Studies on prevention programs should be encouraged, given the role of environment in the development of AD and the lack of pharmacological treatment of dementia. A longer follow-up would be needed to see if such interventions could effectively lower AD risk. We hope that results of the Gray Matters Rome study will give us further data on this interesting but still not well understood topic.

For further reading:

  • Norton MC, et al. Lifestyle behavior pattern is associated with different levels of risk for incident dementia and Alzheimer’s disease: the Cache County study. Journal of the American Geriatrics Society. 2012 Mar; 60(3):405-12.
  • Norton MC, et al. The design and progress of a multidomain lifestyle intervention to improve brain health in middle-aged persons to reduce later Alzheimer’s disease risk: the Gray Matters randomized trial. Alzheimers & Dementia: Translational. 2015 ( 1); 53-62.
  • Hartin PJ et al. The Empowering Role of Smartphones in Behaviour Change Interventions: The Gray Matters Study. The Journal of Medical Internet Research Mhealth Uhealth. 2016 Jul-Sep; 4(3): e93.
  • Direct link to the Gray Matters Intervention Study in Rome: http://dip38.psi.uniroma1.it/ricerca/convenzioni-e-progetti/progetto-gray-matters

Laura Valzolgher, MD, works in the Memory Clinic of the Geriatric Department at Bolzano Regional Hospital, Italy. She is currently doing a Master of Science Degree on Psychogeriatrics at Sapienza University of Rome.
Stefano Eleuteri, Health Psychologist, Research Fellow, he teaches “Psychology of the elderly“, “Psychology of caregiving“ and “Sexuality in the elderly“ in the Master of Science Degrees on “Psychogeriatrics“ for MDs and PsyDs and on “Elderly Case Management“ for Nurses at Sapienza University of Rome.

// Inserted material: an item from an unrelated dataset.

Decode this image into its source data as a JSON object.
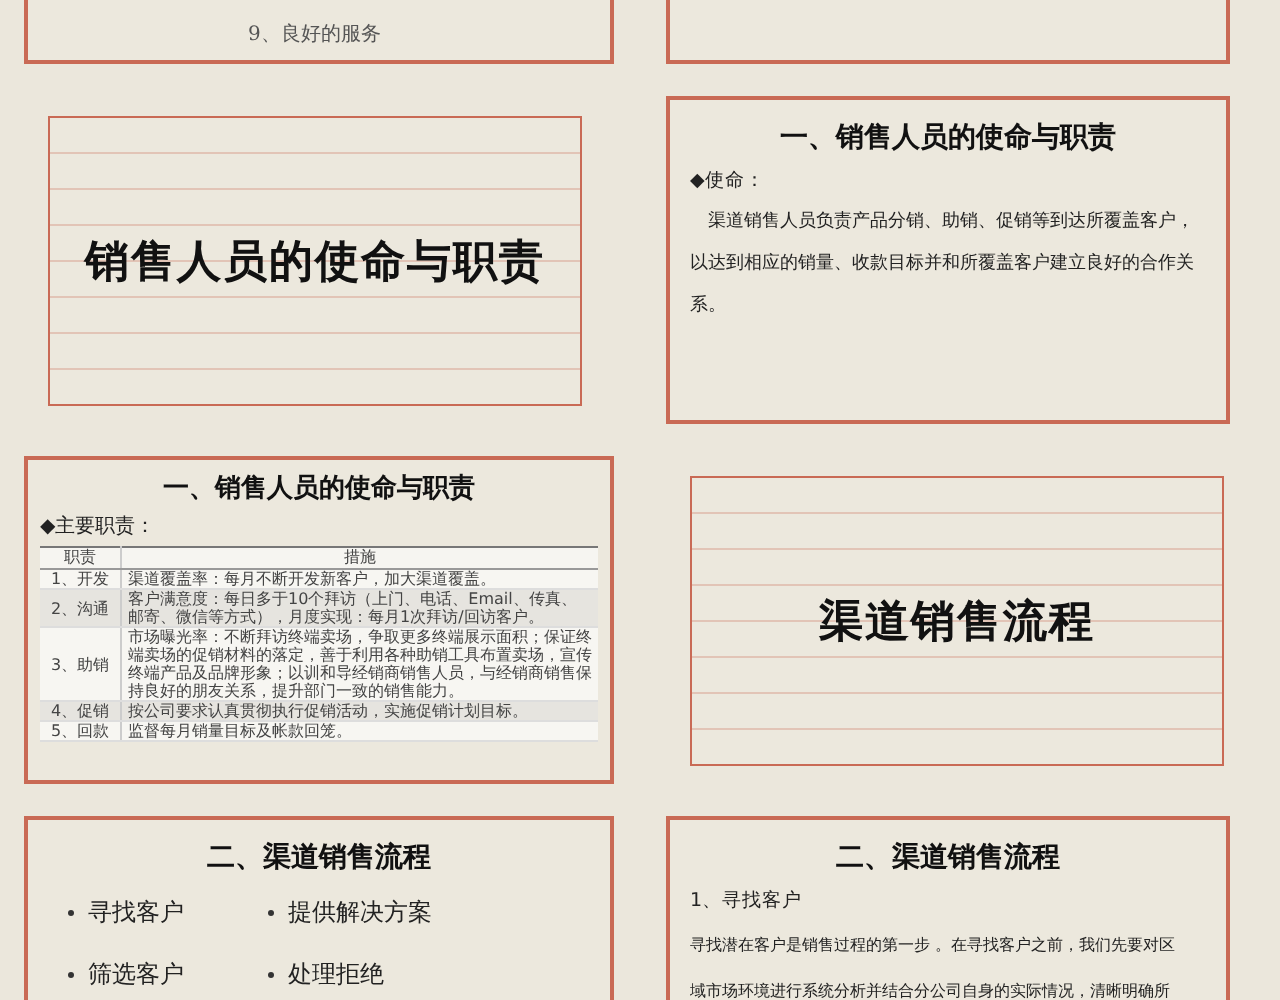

Excerpted article as reprint from IPA's newsletter, the IPA Bulletin, Volume 34, Number 3: IPA Members can read full issues here.

Acknowledgements

VCambridge University Press